— What you will do —
Without including any pictures, return the records below exactly as written.
---------- Study material ----------
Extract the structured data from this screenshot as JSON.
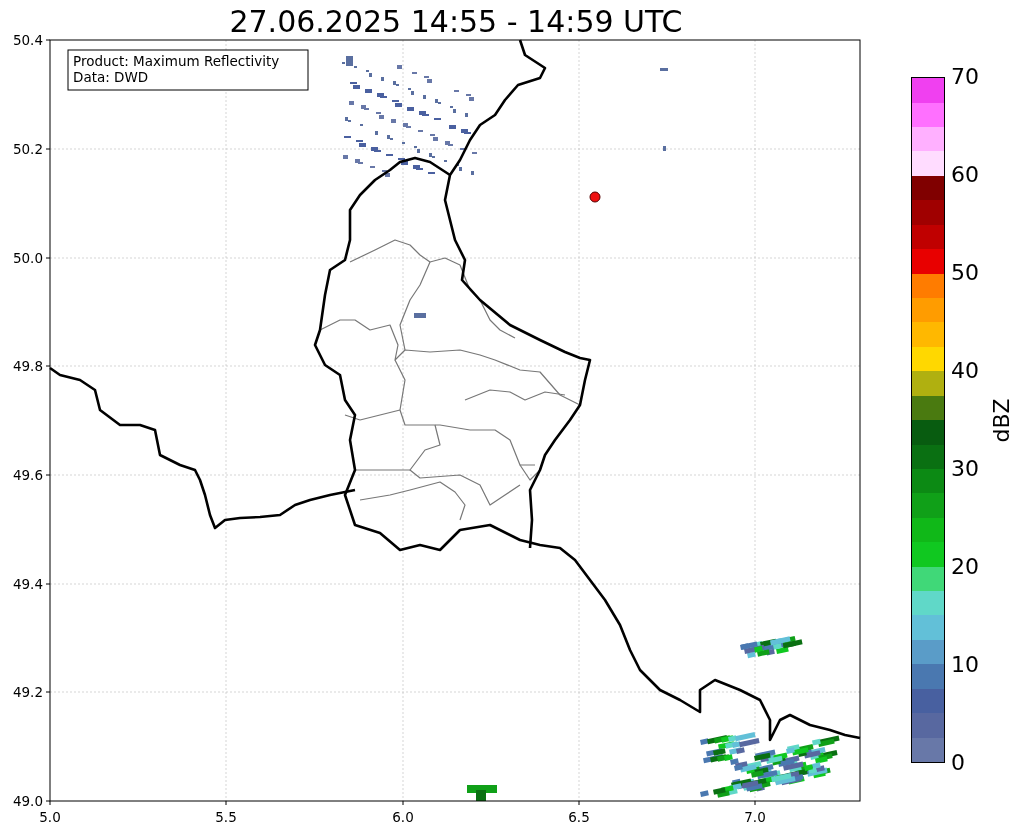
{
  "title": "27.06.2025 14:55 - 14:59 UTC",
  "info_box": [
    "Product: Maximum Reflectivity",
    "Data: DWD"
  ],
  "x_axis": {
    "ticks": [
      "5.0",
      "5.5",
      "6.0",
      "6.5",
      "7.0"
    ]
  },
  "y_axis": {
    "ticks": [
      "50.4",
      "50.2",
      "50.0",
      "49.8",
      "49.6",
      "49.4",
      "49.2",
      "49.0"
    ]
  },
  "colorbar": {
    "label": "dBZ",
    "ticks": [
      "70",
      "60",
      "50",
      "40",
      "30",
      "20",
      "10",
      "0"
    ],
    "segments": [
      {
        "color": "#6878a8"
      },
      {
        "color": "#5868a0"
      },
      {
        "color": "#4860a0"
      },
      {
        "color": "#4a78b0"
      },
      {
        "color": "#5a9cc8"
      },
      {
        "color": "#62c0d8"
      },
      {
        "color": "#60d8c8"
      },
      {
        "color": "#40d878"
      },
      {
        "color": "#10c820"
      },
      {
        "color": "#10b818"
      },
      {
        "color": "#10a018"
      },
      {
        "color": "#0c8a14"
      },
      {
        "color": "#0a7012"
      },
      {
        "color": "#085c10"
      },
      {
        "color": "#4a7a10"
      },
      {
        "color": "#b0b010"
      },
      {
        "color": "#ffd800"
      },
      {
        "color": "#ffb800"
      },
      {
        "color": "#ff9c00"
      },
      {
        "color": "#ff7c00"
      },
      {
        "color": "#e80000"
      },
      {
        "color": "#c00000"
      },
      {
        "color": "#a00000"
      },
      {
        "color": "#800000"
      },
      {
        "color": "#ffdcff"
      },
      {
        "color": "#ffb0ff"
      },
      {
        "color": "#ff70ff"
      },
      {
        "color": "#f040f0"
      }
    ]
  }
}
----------
— Your solution —
Extract the structured data from this screenshot as JSON.
{
  "title": "27.06.2025 14:55 - 14:59 UTC",
  "info_box": [
    "Product: Maximum Reflectivity",
    "Data: DWD"
  ],
  "x_axis": {
    "ticks": [
      "5.0",
      "5.5",
      "6.0",
      "6.5",
      "7.0"
    ]
  },
  "y_axis": {
    "ticks": [
      "50.4",
      "50.2",
      "50.0",
      "49.8",
      "49.6",
      "49.4",
      "49.2",
      "49.0"
    ]
  },
  "colorbar": {
    "label": "dBZ",
    "ticks": [
      "70",
      "60",
      "50",
      "40",
      "30",
      "20",
      "10",
      "0"
    ],
    "segments": [
      {
        "color": "#6878a8"
      },
      {
        "color": "#5868a0"
      },
      {
        "color": "#4860a0"
      },
      {
        "color": "#4a78b0"
      },
      {
        "color": "#5a9cc8"
      },
      {
        "color": "#62c0d8"
      },
      {
        "color": "#60d8c8"
      },
      {
        "color": "#40d878"
      },
      {
        "color": "#10c820"
      },
      {
        "color": "#10b818"
      },
      {
        "color": "#10a018"
      },
      {
        "color": "#0c8a14"
      },
      {
        "color": "#0a7012"
      },
      {
        "color": "#085c10"
      },
      {
        "color": "#4a7a10"
      },
      {
        "color": "#b0b010"
      },
      {
        "color": "#ffd800"
      },
      {
        "color": "#ffb800"
      },
      {
        "color": "#ff9c00"
      },
      {
        "color": "#ff7c00"
      },
      {
        "color": "#e80000"
      },
      {
        "color": "#c00000"
      },
      {
        "color": "#a00000"
      },
      {
        "color": "#800000"
      },
      {
        "color": "#ffdcff"
      },
      {
        "color": "#ffb0ff"
      },
      {
        "color": "#ff70ff"
      },
      {
        "color": "#f040f0"
      }
    ]
  }
}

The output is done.